THE CUTTING ROOM coming attraction: “Ardor” by Laird Barron
Over the next two weeks, in celebration of Halloween and the new anthology The Cutting Room: Dark Reflections of the Silver Screen, Tachyon and editor Ellen Datlow present excerpts from a selection of the volume’s horrifying tales.
Today’s selection comes from “Ardor” by Laird Barron.
—Yukon-Kuskokwim Delta, February 9, 1975
What is it Pilot John says right before we drop from the sky?
Where is Molly’s body? No, that’s my own voice haunting me on account of someone else’s ghost, someone else’s guilt.
The pilot’s head inclines to the left, slick as any disco floor pro. He gasps and takes the good Lord’s name in vain. There’s a quality of terror in the sharp inhalation that precedes this utterance. There’s rapture in the utterance itself. His words are distorted by electronic interference through the headset. The snarl of a lynx wanting its fill of guts.

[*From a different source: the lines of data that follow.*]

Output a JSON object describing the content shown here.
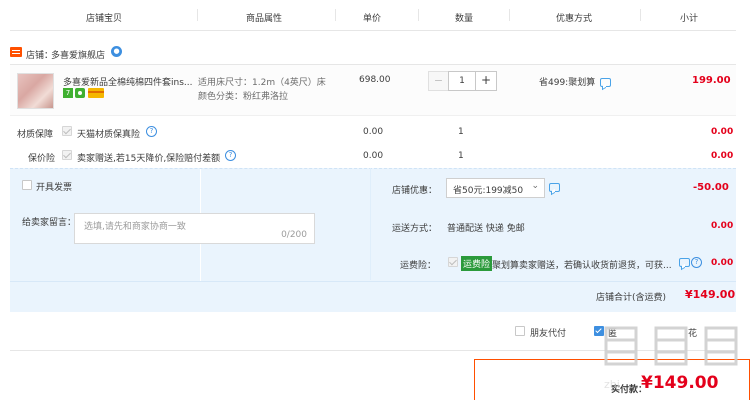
{
  "header": {
    "col_product": "店铺宝贝",
    "col_attr": "商品属性",
    "col_price": "单价",
    "col_qty": "数量",
    "col_discount": "优惠方式",
    "col_subtotal": "小计"
  },
  "shop": {
    "label": "店铺：",
    "name": "多喜爱旗舰店"
  },
  "item": {
    "title": "多喜爱新品全棉纯棉四件套ins...",
    "attr_size": "适用床尺寸：1.2m（4英尺）床",
    "attr_color": "颜色分类：粉红弗洛拉",
    "unit_price": "698.00",
    "quantity": "1",
    "discount": "省499:聚划算",
    "subtotal": "199.00",
    "badge1": "7",
    "badge2": "",
    "badge3": ""
  },
  "services": [
    {
      "label": "材质保障",
      "name": "天猫材质保真险",
      "price": "0.00",
      "qty": "1",
      "subtotal": "0.00"
    },
    {
      "label": "保价险",
      "name": "卖家赠送,若15天降价,保险赔付差额",
      "price": "0.00",
      "qty": "1",
      "subtotal": "0.00"
    }
  ],
  "invoice": {
    "label": "开具发票"
  },
  "message": {
    "label": "给卖家留言：",
    "placeholder": "选填,请先和商家协商一致",
    "counter": "0/200"
  },
  "shop_discount": {
    "label": "店铺优惠：",
    "value": "省50元:199减50",
    "amount": "-50.00"
  },
  "shipping": {
    "label": "运送方式：",
    "value": "普通配送 快递 免邮",
    "amount": "0.00"
  },
  "freight_insurance": {
    "label": "运费险：",
    "badge": "运费险",
    "text": "聚划算卖家赠送，若确认收货前退货，可获...",
    "amount": "0.00"
  },
  "shop_total": {
    "label": "店铺合计(含运费)",
    "amount": "¥149.00"
  },
  "footer": {
    "friend_pay": "朋友代付",
    "anon_partial": "匿",
    "other_partial": "花",
    "actual_pay_label": "实付款：",
    "actual_pay_amount": "¥149.00",
    "watermark": "值|值|值",
    "watermark_url": "zhi"
  },
  "colors": {
    "accent_red": "#e4001b",
    "blue": "#3d8fe0",
    "light_blue_bg": "#eaf4fd"
  }
}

Obligingly, the world rolls over and shows its belly—
—I come to after the crash and call Conway’s name the way I sometimes do upon surfacing from a nightmare. In this nightmare he is kissing me, but his left eye is gone and I can see daylight shining all the way through his skull. He says hot into my mouth, This wound won’t close.
Now, I’m awake and alive. Hell of a surprise, the being alive part.
Snow trickles down through a hole in the fuselage and crystallizes in my lashes and beard. The last of the daylight trickles through the hole too and the world around me resolves into soft focus. Buckets of white light saturate everything until it’s all ghostly and delicate. I’m strapped into the far back seat of the Beaver. I close my eyes again and recall low mountains rising on our left and the shadow of the plane descending toward an ice sheet that seems to stretch unto the end of creation.
Our particular jag of beach lies south of Quinhagak, not that that helps. In the summer, this is a vast circulatory system of bogs and streams on the edge of the Bering Sea. Ptarmigan and wolves, bears and fish dwell here, feast upon one another here. In the winter, it’s one of God’s abandoned drawing slates. The temperature is around negative thirty Fahrenheit. That’s cold, my babies. The mercury will only keep dropping.
“Conway’s in Seattle,” Parker says. “He’s safe. You’re safe. Who’s your favorite football team?” His breath is minty. He thinks I’m slipping away when I’m actually slipping back into the world. Sweet kid. Handsome, too. Life is gonna wreck him. That’s funny and I chuckle. He grips my shoulder. His mittens are blue and white to match the stripes on the plane. “C’mon Sam, stay with me. Who’d you root for in the Super Bowl? The Vikings? I bet you’re a Vikings man. My cousin met Fran Tarkenton, says he’s a gem. Can’t throw a spiral, but a hell of a quarterback anyhow.”
“Cowboys fan.” I’m remarkably calm, despite this instinctive urge to smack the condescension from him. He means well. His eyes are so blue. Conway’s are green and green is my favorite color, so I’m safe as Parker keeps saying.
“The Cowboys! No kidding? Seattle doesn’t have a club. One more year, right?”
“Dad is from Galveston.” I haven’t thought about my father in an age, much less acknowledged him aloud. Could be a concussion.
“Where’s your accent? You don’t have an accent.”
“Dad does. Classic drawl.” I hesitate. My tongue is dry. Goddamned climate. “How are the other guys?” The other guys being Pilot John, regional historian Maddox, and our wilderness guide extraordinaire Moses.
“Don’t worry about them. Everybody’s A-OK. Let’s see if we can get you outta here. Gonna be dark any minute now. Moses thinks we need to be somewhere else before then.”
His voice is too cheerful. I’m convinced he’s lying about everyone being all right. Then I catch a glimpse of Pilot John slumped at the controls, his anorak splashed red. His posture is awkward, inanimate—he’s a goner for certain. The engine has to be sitting on his legs. Snapped matchsticks, most definitely. The windshield blasted inward to cover him in rhinestones. I lack the strength to utter recriminations. Abrupt stabs of pain in my lower back suggest my body is coming out of shock. It isn’t happy.
For information on The Cutting Room: Dark Reflections of the Silver Screen, visit the Tachyon page.
Cover by Josh Beatman.